Because you’re long-distance right now, “working breakfast Saturdays” aren’t going to be as easy as if you saw each other all the time. But you need to find a structure, like, during this set time, you get to talk excitedly at me about your research and what you’re reading and thinking about, and I will put aside the fact that I’m not an expert and I will just listen as best I can and get excited with you! And then we’ll switch! But maybe not every day, maybe not at the very end of a long day of work when energy is very low and you’re feeling “researched out” or “discussed out” for the day, and you both get a limited “no work talk!” veto power. Important: Schedule this time when you both have energy for it. Don’t put it after you do all your “important” stuff, don’t do it when you’re hangry or distracted.
If your spouse were writing to me I would also encourage her to do some work to connect with other people in her specific area of focus and build a supportive and fun community to talk shop with that does not depend so much on her spouse for that. For example, I’m a member of a couple of Facebook groups around teaching in my subject area and it’s great to have a lot of informal discussions and connections to dip into when I feel like it and backburner when I don’t. Mr. Awkward is taking a class and has a teacher and classmates to pitch stories to. It makes our discussions better when there is another outlet.
Since this letter is about you and what you can do to change the dynamic, let’s talk more about that.
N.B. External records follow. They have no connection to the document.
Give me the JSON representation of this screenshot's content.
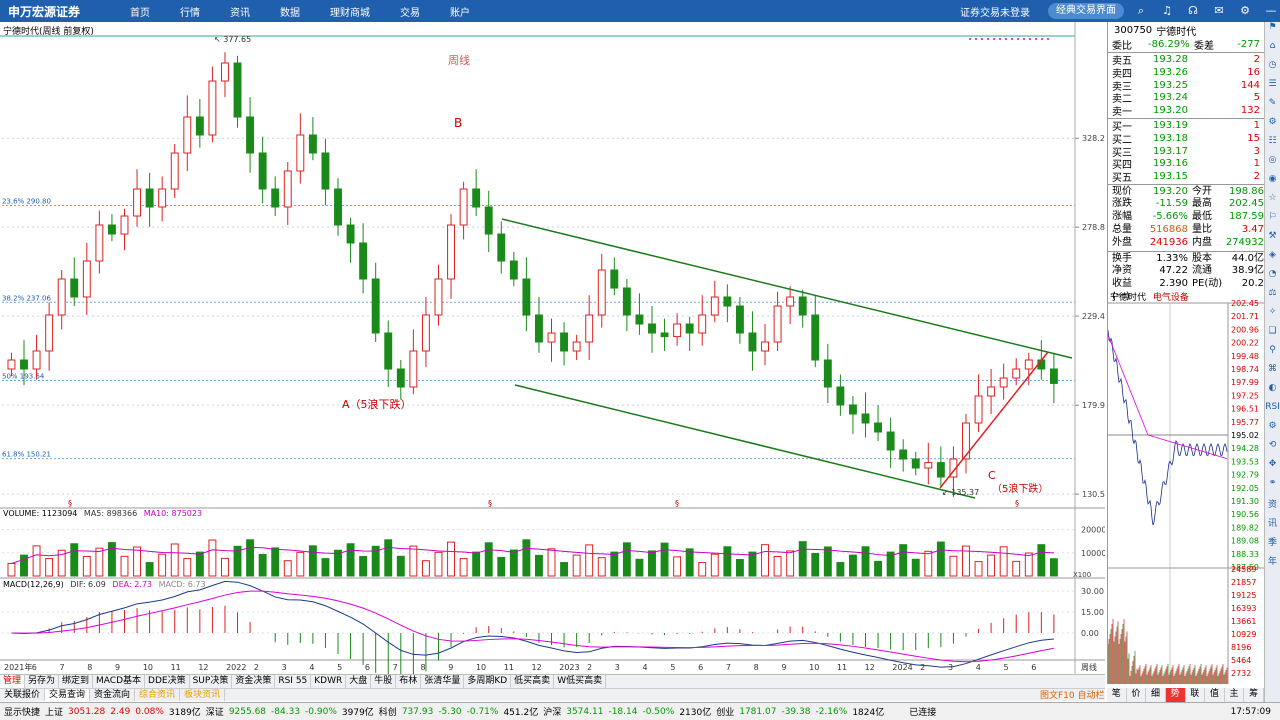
{
  "brand": {
    "logo": "申万宏源证券"
  },
  "nav": [
    "首页",
    "行情",
    "资讯",
    "数据",
    "理财商城",
    "交易",
    "账户"
  ],
  "topright": {
    "login": "证券交易未登录",
    "classic": "经典交易界面",
    "icons": [
      "search-icon",
      "bell-icon",
      "headset-icon",
      "mail-icon",
      "gear-icon",
      "minimize-icon",
      "restore-icon",
      "close-icon"
    ],
    "icon_glyphs": [
      "⌕",
      "♫",
      "☊",
      "✉",
      "⚙",
      "—",
      "▭",
      "✕"
    ]
  },
  "chart": {
    "title": "宁德时代(周线 前复权)",
    "period_label": "周线",
    "label_B": "B",
    "label_A": "A（5浪下跌）",
    "label_C": "C",
    "label_C_sub": "（5浪下跌）",
    "high_mark": "377.65",
    "low_mark": "135.37",
    "fib": [
      {
        "label": "23.6% 290.80",
        "value": 290.8
      },
      {
        "label": "38.2% 237.06",
        "value": 237.06
      },
      {
        "label": "50% 193.64",
        "value": 193.64
      },
      {
        "label": "61.8% 150.21",
        "value": 150.21
      }
    ],
    "yticks": [
      {
        "label": "328.2",
        "value": 328.2
      },
      {
        "label": "278.8",
        "value": 278.8
      },
      {
        "label": "229.4",
        "value": 229.4
      },
      {
        "label": "179.9",
        "value": 179.9
      },
      {
        "label": "130.5",
        "value": 130.5
      }
    ],
    "xticks": [
      "2021年",
      "6",
      "7",
      "8",
      "9",
      "10",
      "11",
      "12",
      "2022",
      "2",
      "3",
      "4",
      "5",
      "6",
      "7",
      "8",
      "9",
      "10",
      "11",
      "12",
      "2023",
      "2",
      "3",
      "4",
      "5",
      "6",
      "7",
      "8",
      "9",
      "10",
      "11",
      "12",
      "2024",
      "2",
      "3",
      "4",
      "5",
      "6"
    ],
    "x_unit": "周线",
    "volume": {
      "label": "VOLUME: 1123094",
      "ma5": "MA5: 898366",
      "ma10": "MA10: 875023",
      "yticks": [
        {
          "label": "20000",
          "value": 20000
        },
        {
          "label": "10000",
          "value": 10000
        }
      ],
      "unit": "X100"
    },
    "macd": {
      "label": "MACD(12,26,9)",
      "dif": "DIF: 6.09",
      "dea": "DEA: 2.73",
      "macd": "MACD: 6.73",
      "yticks": [
        {
          "label": "30.00",
          "value": 30
        },
        {
          "label": "15.00",
          "value": 15
        },
        {
          "label": "0.00",
          "value": 0
        }
      ]
    }
  },
  "chart_data": {
    "type": "candlestick",
    "title": "宁德时代(周线 前复权)",
    "ylim": [
      125,
      385
    ],
    "annotations": [
      {
        "text": "377.65",
        "kind": "high"
      },
      {
        "text": "135.37",
        "kind": "low"
      },
      {
        "text": "B"
      },
      {
        "text": "A（5浪下跌）"
      },
      {
        "text": "C（5浪下跌）"
      }
    ],
    "close_path": [
      205,
      200,
      210,
      230,
      250,
      240,
      260,
      280,
      275,
      285,
      300,
      290,
      300,
      320,
      340,
      330,
      360,
      370,
      340,
      320,
      300,
      290,
      310,
      330,
      320,
      300,
      280,
      270,
      250,
      220,
      200,
      190,
      210,
      230,
      250,
      280,
      300,
      290,
      275,
      260,
      250,
      230,
      215,
      220,
      210,
      215,
      230,
      255,
      245,
      230,
      225,
      220,
      218,
      225,
      220,
      230,
      240,
      235,
      220,
      210,
      215,
      235,
      240,
      230,
      205,
      190,
      180,
      175,
      170,
      165,
      155,
      150,
      145,
      148,
      140,
      150,
      170,
      185,
      190,
      195,
      200,
      205,
      200,
      192
    ]
  },
  "quote": {
    "code": "300750",
    "name": "宁德时代",
    "weibi_label": "委比",
    "weibi": "-86.29%",
    "weicha_label": "委差",
    "weicha": "-277",
    "asks": [
      {
        "label": "卖五",
        "price": "193.28",
        "vol": "2"
      },
      {
        "label": "卖四",
        "price": "193.26",
        "vol": "16"
      },
      {
        "label": "卖三",
        "price": "193.25",
        "vol": "144"
      },
      {
        "label": "卖二",
        "price": "193.24",
        "vol": "5"
      },
      {
        "label": "卖一",
        "price": "193.20",
        "vol": "132"
      }
    ],
    "bids": [
      {
        "label": "买一",
        "price": "193.19",
        "vol": "1"
      },
      {
        "label": "买二",
        "price": "193.18",
        "vol": "15"
      },
      {
        "label": "买三",
        "price": "193.17",
        "vol": "3"
      },
      {
        "label": "买四",
        "price": "193.16",
        "vol": "1"
      },
      {
        "label": "买五",
        "price": "193.15",
        "vol": "2"
      }
    ],
    "stats": [
      [
        "现价",
        "193.20",
        "今开",
        "198.86"
      ],
      [
        "涨跌",
        "-11.59",
        "最高",
        "202.45"
      ],
      [
        "涨幅",
        "-5.66%",
        "最低",
        "187.59"
      ],
      [
        "总量",
        "516868",
        "量比",
        "3.47"
      ],
      [
        "外盘",
        "241936",
        "内盘",
        "274932"
      ],
      [
        "换手",
        "1.33%",
        "股本",
        "44.0亿"
      ],
      [
        "净资",
        "47.22",
        "流通",
        "38.9亿"
      ],
      [
        "收益(一)",
        "2.390",
        "PE(动)",
        "20.2"
      ]
    ]
  },
  "mini": {
    "title": "宁德时代",
    "sector": "电气设备",
    "price_ticks": [
      "202.45",
      "201.71",
      "200.96",
      "200.22",
      "199.48",
      "198.74",
      "197.99",
      "197.25",
      "196.51",
      "195.77",
      "195.02",
      "194.28",
      "193.53",
      "192.79",
      "192.05",
      "191.30",
      "190.56",
      "189.82",
      "189.08",
      "188.33",
      "187.59"
    ],
    "vol_ticks": [
      "24589",
      "21857",
      "19125",
      "16393",
      "13661",
      "10929",
      "8196",
      "5464",
      "2732"
    ],
    "buttons": [
      "笔",
      "价",
      "细",
      "势",
      "联",
      "值",
      "主",
      "筹"
    ],
    "active": "势"
  },
  "tabs": [
    "管理",
    "另存为",
    "绑定到",
    "MACD基本",
    "DDE决策",
    "SUP决策",
    "资金决策",
    "RSI 55",
    "KDWR",
    "大盘",
    "牛股",
    "布林",
    "张清华量",
    "多周期KD",
    "低买高卖",
    "W低买高卖"
  ],
  "tabs2": [
    "关联报价",
    "交易查询",
    "资金流向",
    "综合资讯",
    "板块资讯"
  ],
  "bottomright": "图文F10  自动栏",
  "status": {
    "quick": "显示快捷",
    "sh_name": "上证",
    "sh": "3051.28",
    "sh_chg": "2.49",
    "sh_pct": "0.08%",
    "sh_amt": "3189亿",
    "sz_name": "深证",
    "sz": "9255.68",
    "sz_chg": "-84.33",
    "sz_pct": "-0.90%",
    "sz_amt": "3979亿",
    "kc_name": "科创",
    "kc": "737.93",
    "kc_chg": "-5.30",
    "kc_pct": "-0.71%",
    "kc_amt": "451.2亿",
    "hs_name": "沪深",
    "hs": "3574.11",
    "hs_chg": "-18.14",
    "hs_pct": "-0.50%",
    "hs_amt": "2130亿",
    "cy_name": "创业",
    "cy": "1781.07",
    "cy_chg": "-39.38",
    "cy_pct": "-2.16%",
    "cy_amt": "1824亿",
    "conn": "已连接",
    "time": "17:57:09"
  },
  "sidebar_glyphs": [
    "⚑",
    "⌂",
    "◷",
    "☰",
    "✎",
    "⚙",
    "☷",
    "◎",
    "◉",
    "☆",
    "⚐",
    "⚒",
    "◈",
    "◔",
    "⚖",
    "✧",
    "❏",
    "⚲",
    "⌘",
    "◐",
    "RSI",
    "⚙",
    "⟲",
    "✥",
    "⚭",
    "资",
    "讯",
    "季",
    "年"
  ]
}
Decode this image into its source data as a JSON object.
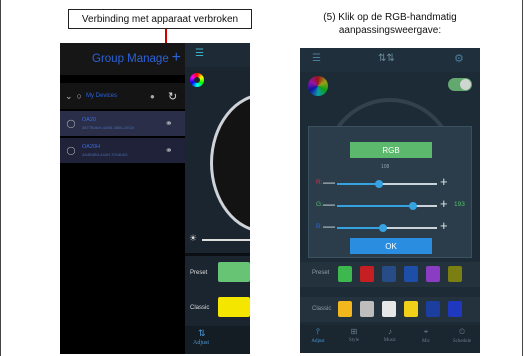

It’s telling that you say “I feel unintelligent when she talks about things I don’t know, and I bet it translates into a defensive tone, or dismissal” and I think this is worth working on within yourself. Why do you have to “feel intelligent” or like an expert all the damn time? Don’t be the people at those awful parties this Letter Writer described, where everyone can only talk about their Very Serious Research! If you find yourself getting bored or distracted because you’re not in Expert Mode, that is a good time to practice everything you know about active listening and staying engaged. Do it because it’s kind, not just because it’s sufficiently interesting.
You’ll be a better scholar and a better person if you can say “I don’t know very much about that, tell me more!” to lots of people who do lots of kinds of work, not just your spouse. While you need to be able to say “Babe that is fascinating but I am discussed OUT for the day, can we talk about makeouts for a while and revisit this during [structured work time]” sometimes, if you do say that the very next time you talk you need to remember what she was telling you and follow up specifically – “That article about x you were talking about yesterday, do you mind telling me about it now?” That will go a long way toward showing that you are paying attention and are curious about and invested in her work.
I wish you both luck navigating this.